Lady Chatterley's Lover
Connie and Clifford are married. They have a nice house—an estate, really; a not-so-nice coal mine; and a couple of big problems.
- Connie is a bohemian intellectual; Clifford is a stuffy, old-fashioned English aristocrat. Cue misunderstandings and, if this were a sitcom, hijinks. Unfortunately, it's a work of modernist literature. Many fewer hijinks.
- World War I. Yeah, that happened.
- Clifford is paralyzed from the waist down, and you know what that means. No sex and no heir to the Chatterley name or estate.

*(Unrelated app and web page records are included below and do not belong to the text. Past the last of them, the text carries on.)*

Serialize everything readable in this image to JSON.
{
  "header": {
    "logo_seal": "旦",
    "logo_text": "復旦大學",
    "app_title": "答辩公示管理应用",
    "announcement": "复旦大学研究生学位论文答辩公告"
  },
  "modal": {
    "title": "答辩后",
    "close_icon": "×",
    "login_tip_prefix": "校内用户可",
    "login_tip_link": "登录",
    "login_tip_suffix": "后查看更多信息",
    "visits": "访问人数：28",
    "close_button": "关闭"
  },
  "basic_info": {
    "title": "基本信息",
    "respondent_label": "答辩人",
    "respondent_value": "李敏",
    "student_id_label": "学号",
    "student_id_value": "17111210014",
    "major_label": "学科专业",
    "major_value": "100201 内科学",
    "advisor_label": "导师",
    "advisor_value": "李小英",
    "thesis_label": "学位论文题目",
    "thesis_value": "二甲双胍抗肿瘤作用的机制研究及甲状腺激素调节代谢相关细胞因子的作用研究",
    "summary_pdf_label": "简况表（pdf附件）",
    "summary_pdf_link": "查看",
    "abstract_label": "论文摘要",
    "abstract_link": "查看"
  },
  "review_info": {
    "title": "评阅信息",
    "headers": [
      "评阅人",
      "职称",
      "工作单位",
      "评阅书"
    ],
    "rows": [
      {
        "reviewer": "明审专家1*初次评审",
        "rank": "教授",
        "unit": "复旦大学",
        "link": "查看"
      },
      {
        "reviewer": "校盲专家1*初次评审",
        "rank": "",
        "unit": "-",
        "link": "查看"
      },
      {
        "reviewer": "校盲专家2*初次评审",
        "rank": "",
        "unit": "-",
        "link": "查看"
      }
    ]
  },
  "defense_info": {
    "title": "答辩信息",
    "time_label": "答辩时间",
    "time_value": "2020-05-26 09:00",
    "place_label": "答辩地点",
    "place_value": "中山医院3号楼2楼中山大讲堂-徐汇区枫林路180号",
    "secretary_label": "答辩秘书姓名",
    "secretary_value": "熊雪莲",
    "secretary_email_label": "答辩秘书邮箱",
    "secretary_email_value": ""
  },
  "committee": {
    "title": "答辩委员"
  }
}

They get by all right for a while. Clifford writes some really modernist, depressing stories and people like them. Modern young men and women come visit and have intellectual conversations about how bad everything is, particularly sex and love. One of these modern young men, a really vulgar Irish playwright named Michaelis, convinces Connie to have sex with him. For a while, it's awesome. She feels much better about everything, even if he kind of jumps the gun every time they get in bed together. He even tries to convince her to marry him. When she hesitates, he says some nasty things about modern women and totally harshes Connie's mellow.
Now things really start to go south for Connie. She's getting fed up with an increasingly needy and dependent Clifford, so she and her sister, Hilda, convince him to hire a nurse, Ivy Bolton. Ivy is incredibly vulgar, but Clifford likes her anyway—who wouldn't like someone catering to his every whim?
Around this time, Connie starts hanging out in a hut on the edge of the clearing where the gamekeeper Oliver Mellors is raising some pheasant chicks (the bird kind) to stock Wragby park. They instantly hate each other, so of course they end up having wild, passionate sex and then endlessly talking about how great their sex is, like that really annoying couple you have to stop hanging out with for about six months after they start dating.
Mellors has a lot to say. He's from a coal-mining family, but he bettered himself through literature (natch) and then got fed up with modern men and women (sensing a theme here?) and decided to go back to working with his hands. He says some nasty things about pretty much everyone, and Connie eats it up with a spoon.
Eventually Connie finds herself pregnant. Clifford has actually told her he'd be okay with raising another man's child so long as Wragby gets an heir, but by now she can't stand to be around Clifford. She goes to Venice with her sister and father with the intention of faking an affair with a more appropriate guy—gamekeepers are a little déclassé—and they convince her to get a friend of the family to help her file for divorce.
Back at the ranch, Mellors's estranged wife has shown up to be all nasty, the Miss Jackson kind, to him and accuse Lady Chatterley of being his lover. Clifford doesn't exactly believe it, but he fires Mellors just in case. Connie heads home, confesses, and asks for a divorce. Clifford, for some insane reason, refuses. When the novel ends, everyone's waiting: Mellors is learning how to farm and waiting for his divorce to go through; Connie is waiting for the baby to be born so she can leave Wragby; and they're both waiting for Clifford to realize he's being a giant jerk and give Connie the divorce.